Keeping focus is an important part of life. From a young age, kids are taught to keep focus in school and in sports. In the adult world, focus is needed in work and relationships.
As someone who edits many blog posts, I’ve found that focus is needed in blog posts as well.
Many times when I’m handed an article to read, I get to the end and forget how I got there. The title had nothing to do with the content and the entire second half could have been a complete separate blog post. Although it may make sense to the author, there’s a good chance you could lose a reader – or a potential customer – halfway through.
Keeping one distinct focus in a blog post is important to keep the attention of the reader. On the Internet, your audience is one click away from leaving you. If they get lost in your writing, they’re gone for good.
Finding One Focus
Each blog post should have one focus. Hold yourself to that. Write down what your blog post is in one sentence. Build out your post from there.
Each time you start a new paragraph, ask yourself if what you’re writing builds on the topic. Is it answering questions? Is it backing up your point? If not, don’t hit delete; put it aside to go back another time.
Often when I start a blog post, I end up writing two. One will be what I sat down to write, but the other will be something that stemmed from a thought or paragraph I started while I was working on the original post.
Don’t Write Just to Write
Don’t add words just to increase word count. This isn’t a paper for high school; it’s a well-written blog post that you want people to read and share. Go for quality – and properly making your point – over quantity every time. If someone is going to share your article, they need to know the focus of it to share it.
I love subheads. I’ve written about them before. I use them in every blog post I write. Why? They make content very easy to read on a screen.
But equally importantly, they give you a way to change the topic a bit. Don’t change the focus in a subhead, just offer a new idea or approach to the topic. For example, this blog post is about keeping focus, which is the main point throughout the piece.
I started with a personal story then added subheads with a different piece of advice in finding and maintaining your focus.
Keep Your Focus
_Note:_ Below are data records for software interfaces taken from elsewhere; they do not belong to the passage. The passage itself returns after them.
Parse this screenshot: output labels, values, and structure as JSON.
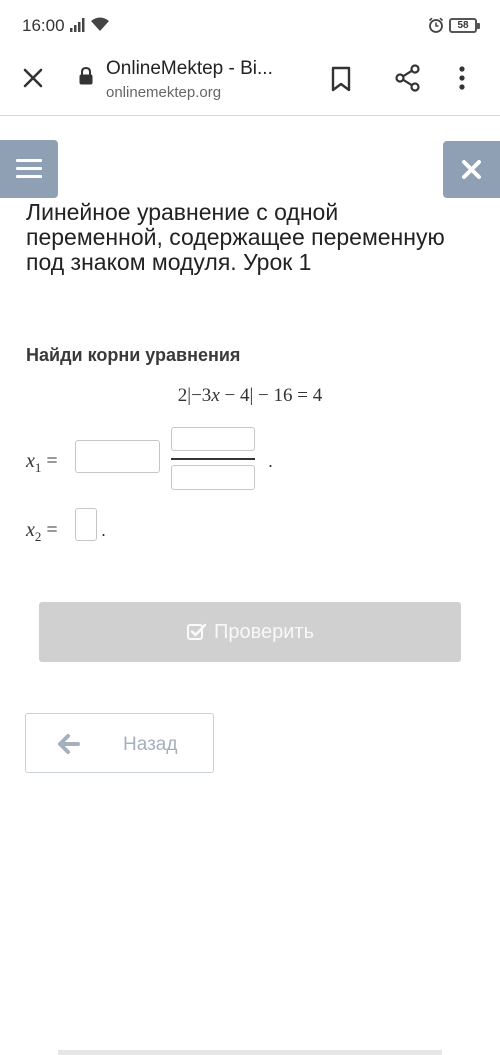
{
  "status_bar": {
    "time": "16:00",
    "battery": "58"
  },
  "browser": {
    "title": "OnlineMektep - Bi...",
    "url": "onlinemektep.org"
  },
  "lesson": {
    "title": "Линейное уравнение с одной переменной, содержащее переменную под знаком модуля. Урок 1"
  },
  "task": {
    "heading": "Найди корни уравнения",
    "equation": {
      "coef": "2",
      "abs_left": "|−3",
      "var": "x",
      "abs_right": " − 4| − 16 = 4"
    },
    "x1": {
      "var": "x",
      "sub": "1",
      "eq": " =",
      "whole": "",
      "numerator": "",
      "denominator": "",
      "dot": "."
    },
    "x2": {
      "var": "x",
      "sub": "2",
      "eq": " =",
      "value": "",
      "dot": "."
    }
  },
  "buttons": {
    "check": "Проверить",
    "back": "Назад"
  },
  "colors": {
    "overlay_button": "#8fa0b5",
    "check_button_disabled": "#d0d0d0",
    "back_border": "#c8d0da",
    "back_text": "#a5b0be"
  },
  "icons": [
    "signal-icon",
    "wifi-icon",
    "alarm-icon",
    "close-icon",
    "lock-icon",
    "bookmark-icon",
    "share-icon",
    "more-icon",
    "menu-icon",
    "x-icon",
    "check-square-icon",
    "arrow-left-icon"
  ]
}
Next time you sit down to write a blog post, make sure you know why you’re writing it. Don’t write it just to get your name out on the Internet. Write because you have something to tell your audience.
That’s your focus.